:: Recorded information ::

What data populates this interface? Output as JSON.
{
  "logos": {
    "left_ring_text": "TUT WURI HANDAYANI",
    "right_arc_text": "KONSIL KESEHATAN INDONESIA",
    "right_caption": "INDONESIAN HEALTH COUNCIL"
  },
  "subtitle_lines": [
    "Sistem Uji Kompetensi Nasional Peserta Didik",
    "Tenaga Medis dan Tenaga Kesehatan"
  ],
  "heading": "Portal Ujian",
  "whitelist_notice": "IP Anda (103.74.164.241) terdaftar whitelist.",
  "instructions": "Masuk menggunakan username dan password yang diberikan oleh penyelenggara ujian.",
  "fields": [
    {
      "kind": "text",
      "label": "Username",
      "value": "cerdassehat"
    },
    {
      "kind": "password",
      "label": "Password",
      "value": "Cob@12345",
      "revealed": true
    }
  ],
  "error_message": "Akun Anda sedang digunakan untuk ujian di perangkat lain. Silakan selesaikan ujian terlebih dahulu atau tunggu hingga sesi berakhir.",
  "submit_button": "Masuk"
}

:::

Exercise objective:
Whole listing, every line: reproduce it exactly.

Task answer:
What data populates this interface? Output as JSON.
{
  "logos": {
    "left_ring_text": "TUT WURI HANDAYANI",
    "right_arc_text": "KONSIL KESEHATAN INDONESIA",
    "right_caption": "INDONESIAN HEALTH COUNCIL"
  },
  "subtitle_lines": [
    "Sistem Uji Kompetensi Nasional Peserta Didik",
    "Tenaga Medis dan Tenaga Kesehatan"
  ],
  "heading": "Portal Ujian",
  "whitelist_notice": "IP Anda (103.74.164.241) terdaftar whitelist.",
  "instructions": "Masuk menggunakan username dan password yang diberikan oleh penyelenggara ujian.",
  "fields": [
    {
      "kind": "text",
      "label": "Username",
      "value": "cerdassehat"
    },
    {
      "kind": "password",
      "label": "Password",
      "value": "Cob@12345",
      "revealed": true
    }
  ],
  "error_message": "Akun Anda sedang digunakan untuk ujian di perangkat lain. Silakan selesaikan ujian terlebih dahulu atau tunggu hingga sesi berakhir.",
  "submit_button": "Masuk"
}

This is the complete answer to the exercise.